• [Problem to solve]
Could you please return each line of the data that has the word "icon"?

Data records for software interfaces
======

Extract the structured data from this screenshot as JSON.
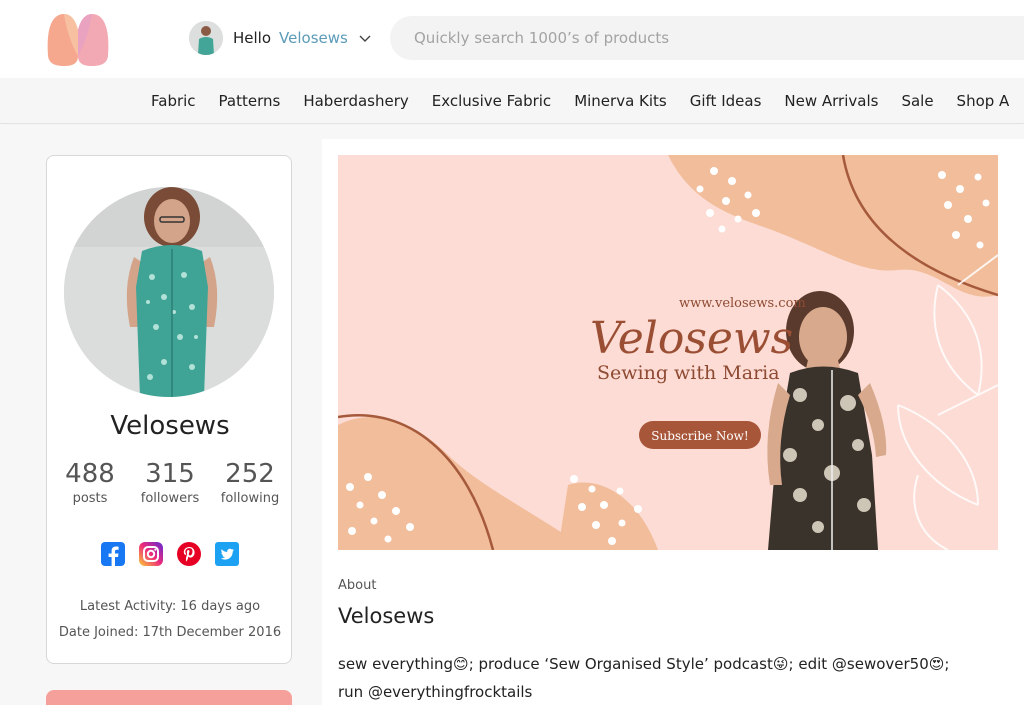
{
  "header": {
    "greeting": "Hello",
    "username": "Velosews",
    "search_placeholder": "Quickly search 1000’s of products",
    "logo_icon": "minerva-logo-icon",
    "brand_colors": {
      "peach": "#f6b39a",
      "pink": "#e7a3b6",
      "accent_blue": "#5b9bb8"
    }
  },
  "nav": {
    "items": [
      "Fabric",
      "Patterns",
      "Haberdashery",
      "Exclusive Fabric",
      "Minerva Kits",
      "Gift Ideas",
      "New Arrivals",
      "Sale",
      "Shop A"
    ]
  },
  "profile": {
    "name": "Velosews",
    "stats": [
      {
        "value": "488",
        "label": "posts"
      },
      {
        "value": "315",
        "label": "followers"
      },
      {
        "value": "252",
        "label": "following"
      }
    ],
    "socials": [
      "facebook-icon",
      "instagram-icon",
      "pinterest-icon",
      "twitter-icon"
    ],
    "latest_activity": "Latest Activity: 16 days ago",
    "date_joined": "Date Joined: 17th December 2016"
  },
  "banner": {
    "url": "www.velosews.com",
    "title": "Velosews",
    "subtitle": "Sewing with Maria",
    "cta": "Subscribe Now!"
  },
  "about": {
    "label": "About",
    "name": "Velosews",
    "bio_line1": "sew everything",
    "bio_line1b": "; produce ‘Sew Organised Style’ podcast",
    "bio_line1c": "; edit @sewover50",
    "bio_line1d": ";",
    "bio_line2": "run @everythingfrocktails",
    "emoji_1": "😊",
    "emoji_2": "😜",
    "emoji_3": "😍"
  }
}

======

• [Reply to the exercise]
    "logo_icon": "minerva-logo-icon",
      "facebook-icon",
      "instagram-icon",
      "pinterest-icon",
      "twitter-icon"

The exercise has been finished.